In addition to the Holmes characters, “Sherlock Holmes and the East Wind” incorporates the historical figure of William Henry Hunt, who was born a slave and was one of a few African Americans to be part of the U.S. diplomatic corps in the 19th century. He was a diplomat to France from 1906 to 1927.

“Sherlock Holmes and the East Wind” also includes references to the Christmas Truce, when German and British soldiers sang carols to each other on Christmas Eve and Day 1914. It was an act of chivalry that would never be repeated.

The musical takes place on a single set, something purposely designed for the intimate stage of Arizona Rose Theatre.

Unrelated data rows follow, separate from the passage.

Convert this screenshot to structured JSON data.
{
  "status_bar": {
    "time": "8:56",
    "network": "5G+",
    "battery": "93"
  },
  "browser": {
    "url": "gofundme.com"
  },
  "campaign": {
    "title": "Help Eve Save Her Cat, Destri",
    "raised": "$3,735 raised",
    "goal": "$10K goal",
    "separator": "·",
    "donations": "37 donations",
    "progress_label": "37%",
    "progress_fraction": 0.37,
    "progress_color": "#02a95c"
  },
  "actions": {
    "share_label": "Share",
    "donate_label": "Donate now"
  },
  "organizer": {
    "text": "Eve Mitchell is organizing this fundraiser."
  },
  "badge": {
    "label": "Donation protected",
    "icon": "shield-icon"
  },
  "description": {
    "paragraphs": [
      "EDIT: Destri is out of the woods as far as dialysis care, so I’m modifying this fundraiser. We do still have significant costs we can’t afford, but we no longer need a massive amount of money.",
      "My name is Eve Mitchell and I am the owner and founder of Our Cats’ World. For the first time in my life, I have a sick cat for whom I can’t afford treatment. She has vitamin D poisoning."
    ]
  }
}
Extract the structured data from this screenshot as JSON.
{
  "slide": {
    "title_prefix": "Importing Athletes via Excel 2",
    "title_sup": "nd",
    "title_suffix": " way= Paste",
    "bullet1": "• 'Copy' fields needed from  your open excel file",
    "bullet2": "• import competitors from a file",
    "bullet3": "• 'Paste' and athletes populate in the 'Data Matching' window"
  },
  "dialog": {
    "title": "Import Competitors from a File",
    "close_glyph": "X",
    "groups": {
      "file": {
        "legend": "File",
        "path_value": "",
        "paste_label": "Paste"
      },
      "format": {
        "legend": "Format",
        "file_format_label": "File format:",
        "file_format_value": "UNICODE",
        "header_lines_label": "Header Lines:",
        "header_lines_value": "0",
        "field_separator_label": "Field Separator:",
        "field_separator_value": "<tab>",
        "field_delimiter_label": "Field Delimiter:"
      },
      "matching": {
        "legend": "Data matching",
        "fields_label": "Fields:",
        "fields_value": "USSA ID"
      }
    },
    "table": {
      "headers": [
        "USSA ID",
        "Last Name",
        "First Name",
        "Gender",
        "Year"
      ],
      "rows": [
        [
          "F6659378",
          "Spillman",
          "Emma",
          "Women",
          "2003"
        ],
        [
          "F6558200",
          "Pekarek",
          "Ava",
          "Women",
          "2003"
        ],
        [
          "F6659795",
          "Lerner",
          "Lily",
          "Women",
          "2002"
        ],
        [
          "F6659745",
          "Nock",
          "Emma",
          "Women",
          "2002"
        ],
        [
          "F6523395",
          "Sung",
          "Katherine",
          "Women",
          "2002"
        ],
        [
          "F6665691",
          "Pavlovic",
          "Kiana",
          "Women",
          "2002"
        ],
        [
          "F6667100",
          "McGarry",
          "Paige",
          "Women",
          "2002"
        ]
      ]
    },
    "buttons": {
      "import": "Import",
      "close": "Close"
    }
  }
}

“We manage to fit a whole lot of set into a tiny little area,” Howell says. “The strength of the story, the strength of the music—we really are just trying to build a space where that will shine. The costumes are really beautiful, but it is the story that we’re focusing on.”

Howell hopes Sherlock Holmes fans will be delighted.

“We have done our best to treat the character with respect and give him the dignity he deserves,” Howell says “We’ve also done our best to bring other interesting characters into the universe, characters who will challenge him. I think, in the end, audiences can count on seeing Sherlock Holmes. We’re treating the character with respect and everything they’re hoping to see out of Sherlock Holmes, they’re going to get.”